With the taste buds of many regions like the United States shifting towards healthier meals, Robot Kimbap is exactly the kind of concept and style that I think could help win over new Korean food fans abroad while accurately reflecting healthy and flavorful Korean flavors. And I believe it could do so without using gimmicks and losing its Korean food "soul" in the process (I'm talking about places like YOU, Bibigo).

A minor thing I wish they'd change is the lighting. The bizarre choice to use bright, white florescent lighting in addition to the minimal and inorganic interior makes me feel more like I'm in a hip clothing shop (like an A Land branch) or some garage studio rather than a dining place.
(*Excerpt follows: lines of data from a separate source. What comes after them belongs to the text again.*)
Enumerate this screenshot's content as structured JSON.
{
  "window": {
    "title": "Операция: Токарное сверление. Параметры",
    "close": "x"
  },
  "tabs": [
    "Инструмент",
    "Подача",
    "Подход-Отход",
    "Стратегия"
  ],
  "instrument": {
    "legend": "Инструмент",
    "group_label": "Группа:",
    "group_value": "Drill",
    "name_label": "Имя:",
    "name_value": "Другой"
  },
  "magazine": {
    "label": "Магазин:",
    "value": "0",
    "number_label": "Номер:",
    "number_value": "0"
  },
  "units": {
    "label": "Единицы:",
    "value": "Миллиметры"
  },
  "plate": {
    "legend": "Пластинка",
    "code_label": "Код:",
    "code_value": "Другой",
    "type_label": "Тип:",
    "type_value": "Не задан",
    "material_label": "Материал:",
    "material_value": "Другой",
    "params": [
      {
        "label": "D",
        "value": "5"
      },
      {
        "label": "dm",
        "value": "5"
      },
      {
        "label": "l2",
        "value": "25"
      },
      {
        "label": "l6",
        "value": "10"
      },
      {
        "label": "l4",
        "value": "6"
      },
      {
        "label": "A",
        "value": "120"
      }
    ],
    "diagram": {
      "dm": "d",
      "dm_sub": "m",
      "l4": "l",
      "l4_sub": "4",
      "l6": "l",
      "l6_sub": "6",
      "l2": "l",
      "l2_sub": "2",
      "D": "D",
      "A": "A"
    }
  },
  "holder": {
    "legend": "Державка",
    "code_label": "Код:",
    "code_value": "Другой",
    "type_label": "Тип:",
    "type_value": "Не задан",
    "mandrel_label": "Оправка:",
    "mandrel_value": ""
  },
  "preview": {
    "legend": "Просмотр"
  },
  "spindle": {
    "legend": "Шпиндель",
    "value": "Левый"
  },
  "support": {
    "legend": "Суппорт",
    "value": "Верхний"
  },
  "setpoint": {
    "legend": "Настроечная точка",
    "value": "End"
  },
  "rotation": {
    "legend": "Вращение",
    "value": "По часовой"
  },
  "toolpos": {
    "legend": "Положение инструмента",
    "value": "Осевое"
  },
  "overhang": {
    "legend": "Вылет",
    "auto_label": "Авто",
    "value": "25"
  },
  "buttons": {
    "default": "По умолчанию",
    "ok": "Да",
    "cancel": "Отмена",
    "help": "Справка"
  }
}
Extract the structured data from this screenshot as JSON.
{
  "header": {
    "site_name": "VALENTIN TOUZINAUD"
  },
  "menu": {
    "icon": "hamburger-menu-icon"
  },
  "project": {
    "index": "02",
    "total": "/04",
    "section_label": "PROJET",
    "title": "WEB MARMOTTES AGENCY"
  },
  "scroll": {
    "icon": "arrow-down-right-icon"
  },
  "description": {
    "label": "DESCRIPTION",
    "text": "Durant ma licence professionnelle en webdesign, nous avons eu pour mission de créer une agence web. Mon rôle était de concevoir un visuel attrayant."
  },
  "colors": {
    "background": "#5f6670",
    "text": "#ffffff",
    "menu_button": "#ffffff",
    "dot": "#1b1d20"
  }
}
Bunshik places, in particular, usually are places where close friends, family members or dating couples get their eating fix together and the lighting and decor at Robot Kimbap certainly doesn't match the warm sentiments these places usually conveys- not to mention the lighting makes food a little less aesthetically pleasing.

On the other hand, I guess my attention would be more focused on whatever I'm eating here the next time I hit Robot Kimbap up and not so much the ceiling :)

Ratings: 3.5 out of 4 stars


서울시 용산구 이태원 동 563
563, Itaewon-dong, Yongsan-gu, Seoul 

Another location is in Mokdong
서울시 양천구 목동 905-34 하나프라자 1층
905-34, Mokdong, Yangcheongu, Seoul on the first floor of the Hana Plaza building

Telephone: 02-794-9595 (Itaewon branch) and 02-2642-1313 (Mokdong branch)

Parking: Very limited parking right against the curb of the restaurant but the alley is not large so I'd advise leaving cars at home (especially bigger vehicles)

Alcohol: Bottled beers include Dry Finish D, Hoegaarden, Heineken, Coronoa and Queen's Ale in addition to your standard sodas and juices

Tip: If you're passing through the area en route to somewhere or live in the vicinity, you can just call and make your order and pick up your food to avoid any lines. No delivery though.